Extracted records
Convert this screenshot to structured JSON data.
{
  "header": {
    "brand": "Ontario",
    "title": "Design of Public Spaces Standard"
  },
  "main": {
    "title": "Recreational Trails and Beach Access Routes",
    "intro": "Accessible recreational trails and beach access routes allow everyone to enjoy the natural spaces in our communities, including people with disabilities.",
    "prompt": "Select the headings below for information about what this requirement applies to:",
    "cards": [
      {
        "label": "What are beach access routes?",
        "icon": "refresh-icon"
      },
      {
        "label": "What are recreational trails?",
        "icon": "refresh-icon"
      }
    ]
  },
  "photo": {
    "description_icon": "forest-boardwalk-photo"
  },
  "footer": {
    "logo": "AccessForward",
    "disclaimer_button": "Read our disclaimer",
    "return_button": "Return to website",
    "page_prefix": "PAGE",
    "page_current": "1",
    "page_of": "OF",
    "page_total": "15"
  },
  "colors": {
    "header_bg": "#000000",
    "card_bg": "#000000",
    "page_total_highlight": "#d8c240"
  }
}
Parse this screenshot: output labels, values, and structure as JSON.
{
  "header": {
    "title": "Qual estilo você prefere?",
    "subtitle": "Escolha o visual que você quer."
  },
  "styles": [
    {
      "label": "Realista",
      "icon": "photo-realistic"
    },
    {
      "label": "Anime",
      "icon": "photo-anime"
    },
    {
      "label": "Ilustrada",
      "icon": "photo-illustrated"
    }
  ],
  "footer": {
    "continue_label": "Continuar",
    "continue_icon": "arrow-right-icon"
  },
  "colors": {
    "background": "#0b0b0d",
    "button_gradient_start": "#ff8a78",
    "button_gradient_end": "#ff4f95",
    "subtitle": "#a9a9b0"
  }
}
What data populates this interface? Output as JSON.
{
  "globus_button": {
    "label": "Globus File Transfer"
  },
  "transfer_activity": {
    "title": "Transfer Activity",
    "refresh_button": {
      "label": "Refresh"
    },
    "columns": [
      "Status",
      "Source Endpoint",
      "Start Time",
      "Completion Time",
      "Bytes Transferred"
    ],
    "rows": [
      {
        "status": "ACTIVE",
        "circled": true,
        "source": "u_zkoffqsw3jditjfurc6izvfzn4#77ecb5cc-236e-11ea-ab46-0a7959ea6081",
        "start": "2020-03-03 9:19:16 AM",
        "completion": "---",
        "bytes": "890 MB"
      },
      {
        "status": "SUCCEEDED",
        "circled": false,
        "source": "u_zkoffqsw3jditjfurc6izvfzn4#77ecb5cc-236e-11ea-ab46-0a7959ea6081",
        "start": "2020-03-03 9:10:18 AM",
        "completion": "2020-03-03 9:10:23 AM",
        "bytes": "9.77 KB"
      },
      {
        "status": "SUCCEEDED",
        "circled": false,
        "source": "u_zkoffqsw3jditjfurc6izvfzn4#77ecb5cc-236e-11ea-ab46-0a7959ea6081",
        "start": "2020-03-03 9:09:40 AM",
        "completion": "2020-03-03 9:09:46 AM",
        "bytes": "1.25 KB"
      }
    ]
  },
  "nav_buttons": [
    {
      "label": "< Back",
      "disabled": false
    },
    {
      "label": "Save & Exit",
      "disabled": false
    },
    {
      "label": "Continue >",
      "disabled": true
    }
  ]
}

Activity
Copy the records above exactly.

Solution for this task
Convert this screenshot to structured JSON data.
{
  "header": {
    "brand": "Ontario",
    "title": "Design of Public Spaces Standard"
  },
  "main": {
    "title": "Recreational Trails and Beach Access Routes",
    "intro": "Accessible recreational trails and beach access routes allow everyone to enjoy the natural spaces in our communities, including people with disabilities.",
    "prompt": "Select the headings below for information about what this requirement applies to:",
    "cards": [
      {
        "label": "What are beach access routes?",
        "icon": "refresh-icon"
      },
      {
        "label": "What are recreational trails?",
        "icon": "refresh-icon"
      }
    ]
  },
  "photo": {
    "description_icon": "forest-boardwalk-photo"
  },
  "footer": {
    "logo": "AccessForward",
    "disclaimer_button": "Read our disclaimer",
    "return_button": "Return to website",
    "page_prefix": "PAGE",
    "page_current": "1",
    "page_of": "OF",
    "page_total": "15"
  },
  "colors": {
    "header_bg": "#000000",
    "card_bg": "#000000",
    "page_total_highlight": "#d8c240"
  }
}
Parse this screenshot: output labels, values, and structure as JSON.
{
  "header": {
    "title": "Qual estilo você prefere?",
    "subtitle": "Escolha o visual que você quer."
  },
  "styles": [
    {
      "label": "Realista",
      "icon": "photo-realistic"
    },
    {
      "label": "Anime",
      "icon": "photo-anime"
    },
    {
      "label": "Ilustrada",
      "icon": "photo-illustrated"
    }
  ],
  "footer": {
    "continue_label": "Continuar",
    "continue_icon": "arrow-right-icon"
  },
  "colors": {
    "background": "#0b0b0d",
    "button_gradient_start": "#ff8a78",
    "button_gradient_end": "#ff4f95",
    "subtitle": "#a9a9b0"
  }
}
What data populates this interface? Output as JSON.
{
  "globus_button": {
    "label": "Globus File Transfer"
  },
  "transfer_activity": {
    "title": "Transfer Activity",
    "refresh_button": {
      "label": "Refresh"
    },
    "columns": [
      "Status",
      "Source Endpoint",
      "Start Time",
      "Completion Time",
      "Bytes Transferred"
    ],
    "rows": [
      {
        "status": "ACTIVE",
        "circled": true,
        "source": "u_zkoffqsw3jditjfurc6izvfzn4#77ecb5cc-236e-11ea-ab46-0a7959ea6081",
        "start": "2020-03-03 9:19:16 AM",
        "completion": "---",
        "bytes": "890 MB"
      },
      {
        "status": "SUCCEEDED",
        "circled": false,
        "source": "u_zkoffqsw3jditjfurc6izvfzn4#77ecb5cc-236e-11ea-ab46-0a7959ea6081",
        "start": "2020-03-03 9:10:18 AM",
        "completion": "2020-03-03 9:10:23 AM",
        "bytes": "9.77 KB"
      },
      {
        "status": "SUCCEEDED",
        "circled": false,
        "source": "u_zkoffqsw3jditjfurc6izvfzn4#77ecb5cc-236e-11ea-ab46-0a7959ea6081",
        "start": "2020-03-03 9:09:40 AM",
        "completion": "2020-03-03 9:09:46 AM",
        "bytes": "1.25 KB"
      }
    ]
  },
  "nav_buttons": [
    {
      "label": "< Back",
      "disabled": false
    },
    {
      "label": "Save & Exit",
      "disabled": false
    },
    {
      "label": "Continue >",
      "disabled": true
    }
  ]
}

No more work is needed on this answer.